**WHAT IS NEEDED**
Repeat the records exactly, minus the pictures.

**Dataset rows for apps and sites**
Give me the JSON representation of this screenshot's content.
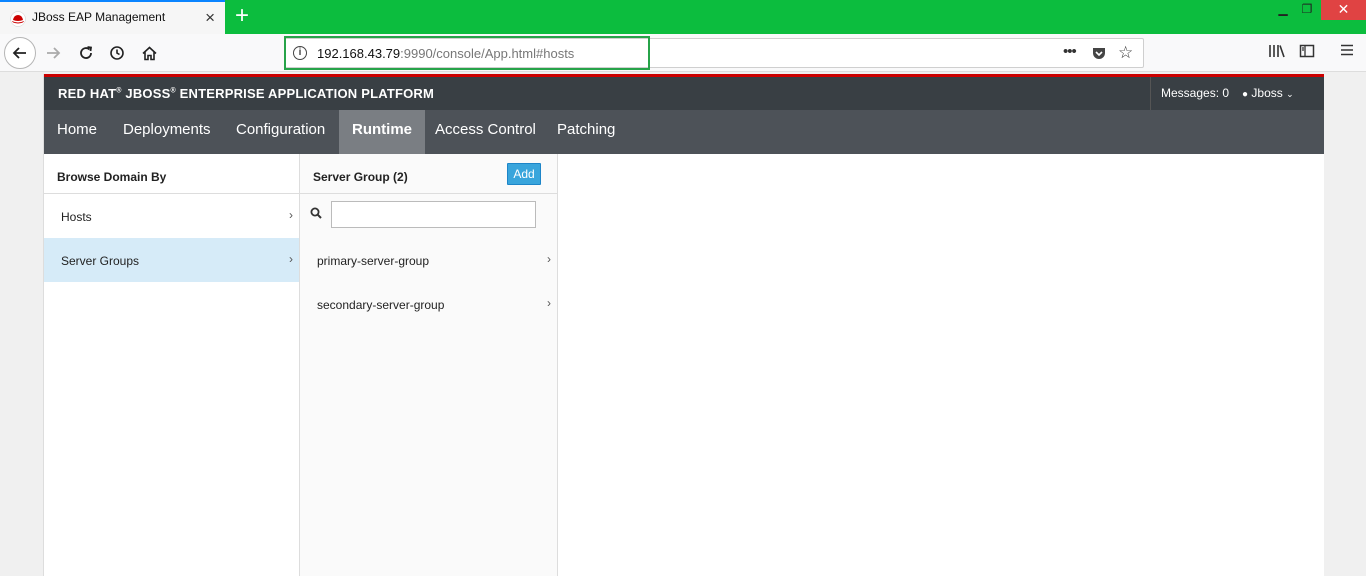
{
  "browser": {
    "tab_title": "JBoss EAP Management",
    "url_host": "192.168.43.79",
    "url_rest": ":9990/console/App.html#hosts",
    "icons": [
      "back-icon",
      "forward-icon",
      "reload-icon",
      "history-icon",
      "home-icon",
      "info-icon",
      "more-icon",
      "pocket-icon",
      "bookmark-star-icon",
      "library-icon",
      "sidebar-icon",
      "menu-icon"
    ]
  },
  "header": {
    "brand_bold": "RED HAT",
    "brand_mid": "JBOSS",
    "brand_rest": "ENTERPRISE APPLICATION PLATFORM",
    "messages": "Messages: 0",
    "user": "Jboss"
  },
  "menu": {
    "items": [
      {
        "label": "Home"
      },
      {
        "label": "Deployments"
      },
      {
        "label": "Configuration"
      },
      {
        "label": "Runtime"
      },
      {
        "label": "Access Control"
      },
      {
        "label": "Patching"
      }
    ]
  },
  "browse": {
    "title": "Browse Domain By",
    "items": [
      {
        "label": "Hosts"
      },
      {
        "label": "Server Groups"
      }
    ]
  },
  "server_group": {
    "title": "Server Group (2)",
    "add_label": "Add",
    "filter_value": "",
    "items": [
      {
        "label": "primary-server-group"
      },
      {
        "label": "secondary-server-group"
      }
    ]
  },
  "colors": {
    "tabstrip": "#0cbd3e",
    "brandbar": "#393f44",
    "menubar": "#4d5258",
    "selected_row": "#d6ebf8",
    "accent": "#39a5dc"
  }
}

**YOUR SOLUTION**
Give me the JSON representation of this screenshot's content.
{
  "browser": {
    "tab_title": "JBoss EAP Management",
    "url_host": "192.168.43.79",
    "url_rest": ":9990/console/App.html#hosts",
    "icons": [
      "back-icon",
      "forward-icon",
      "reload-icon",
      "history-icon",
      "home-icon",
      "info-icon",
      "more-icon",
      "pocket-icon",
      "bookmark-star-icon",
      "library-icon",
      "sidebar-icon",
      "menu-icon"
    ]
  },
  "header": {
    "brand_bold": "RED HAT",
    "brand_mid": "JBOSS",
    "brand_rest": "ENTERPRISE APPLICATION PLATFORM",
    "messages": "Messages: 0",
    "user": "Jboss"
  },
  "menu": {
    "items": [
      {
        "label": "Home"
      },
      {
        "label": "Deployments"
      },
      {
        "label": "Configuration"
      },
      {
        "label": "Runtime"
      },
      {
        "label": "Access Control"
      },
      {
        "label": "Patching"
      }
    ]
  },
  "browse": {
    "title": "Browse Domain By",
    "items": [
      {
        "label": "Hosts"
      },
      {
        "label": "Server Groups"
      }
    ]
  },
  "server_group": {
    "title": "Server Group (2)",
    "add_label": "Add",
    "filter_value": "",
    "items": [
      {
        "label": "primary-server-group"
      },
      {
        "label": "secondary-server-group"
      }
    ]
  },
  "colors": {
    "tabstrip": "#0cbd3e",
    "brandbar": "#393f44",
    "menubar": "#4d5258",
    "selected_row": "#d6ebf8",
    "accent": "#39a5dc"
  }
}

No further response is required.